2. Interactions between pharmaceutical companies and various medical stakeholders will continue to evolve with the emergence of new decision makers and with greater public scrutiny of these relationships. The role of patients will also fundamentally change with the rise of consumerism in healthcare.

3. The proliferation of data and demands for transparency we see today will accelerate as we head towards 2020. The number and types of users of medical data and information will continue to expand rapidly.

Given the significant changes in the healthcare landscape, this is an appropriate time to reassess and redefine the vision for Medical Affairs developed five years ago. Over the past 12 months, McKinsey & Company worked with Medical Affairs executives across the industry to produce this updated 2020 Vision for Medical Affairs. If achieved, the four aspirations below would enable the Medical Affairs function to create significantly greater value for their companies, industry and society:

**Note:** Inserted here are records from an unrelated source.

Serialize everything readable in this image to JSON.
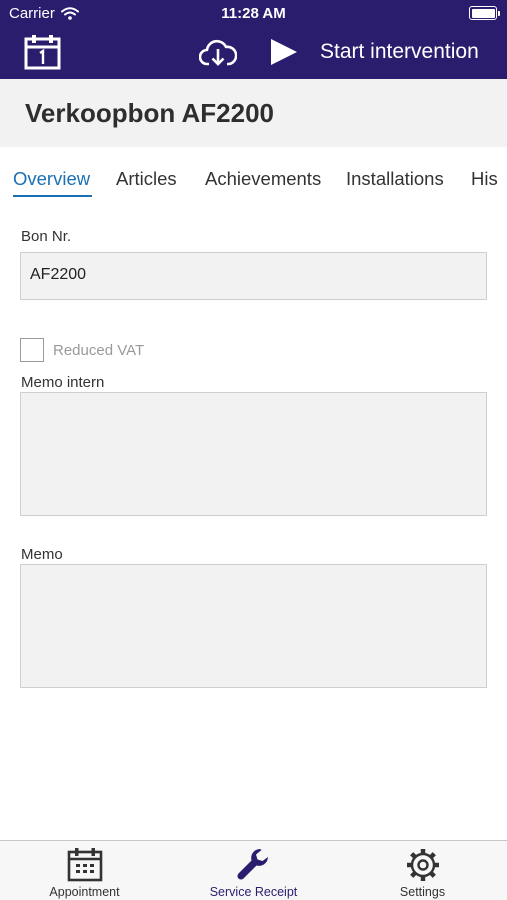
{
  "status_bar": {
    "carrier": "Carrier",
    "time": "11:28 AM"
  },
  "toolbar": {
    "icons": [
      "calendar-icon",
      "cloud-download-icon",
      "play-icon"
    ],
    "start_label": "Start intervention"
  },
  "header": {
    "title": "Verkoopbon AF2200"
  },
  "tabs": [
    {
      "label": "Overview",
      "active": true
    },
    {
      "label": "Articles",
      "active": false
    },
    {
      "label": "Achievements",
      "active": false
    },
    {
      "label": "Installations",
      "active": false
    },
    {
      "label": "His",
      "active": false
    }
  ],
  "form": {
    "bon_nr_label": "Bon Nr.",
    "bon_nr_value": "AF2200",
    "reduced_vat_label": "Reduced VAT",
    "reduced_vat_checked": false,
    "memo_intern_label": "Memo intern",
    "memo_intern_value": "",
    "memo_label": "Memo",
    "memo_value": ""
  },
  "tab_bar": [
    {
      "label": "Appointment",
      "icon": "calendar-icon",
      "active": false
    },
    {
      "label": "Service Receipt",
      "icon": "wrench-icon",
      "active": true
    },
    {
      "label": "Settings",
      "icon": "gear-icon",
      "active": false
    }
  ],
  "colors": {
    "header_bar": "#2b1d6e",
    "accent_tab": "#1b6fb3",
    "field_background": "#f2f2f2"
  }
}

1. Enhance patient access to best use of optimal medical treatment by clearly demonstrating value to practitioners and payors throughout the lifecycle of each product.
2. Embrace patient-centric healthcare by engaging and partnering with a broader range of healthcare stakeholders to more fully understand the different needs of patients and to be able to provide tangible value to patients.
3. Facilitate coordination and integration of different medical data and types of knowledgein the company and achieve external recognition for providing credible and unbiased medical information.
4. Acquire and develop the talent to cultivate and build a strong, multi-faceted Medical Affairs organization that encompasses the new set of competencies required to navigate the future healthcare landscape across the globe.

Much work will be required to realize this vision to create value for individual companies and the industry overall. At the heart of this effort, improved patient care and outcomes must be the central motivation of the Medical Affairs leaders. To do that effectively, Medical Affairs must become an equal to the R&D and commercial functions in advocating the patient-centric view. Deep patient insights have to come from engagements with emerging medical stakeholders and mining of new data, such as real-world evidence. Medical Affairs will also need to build new capabilities to leverage these insights.

1. Pharma Medical Affairs 2020 and beyond – McKinsey & Company Report.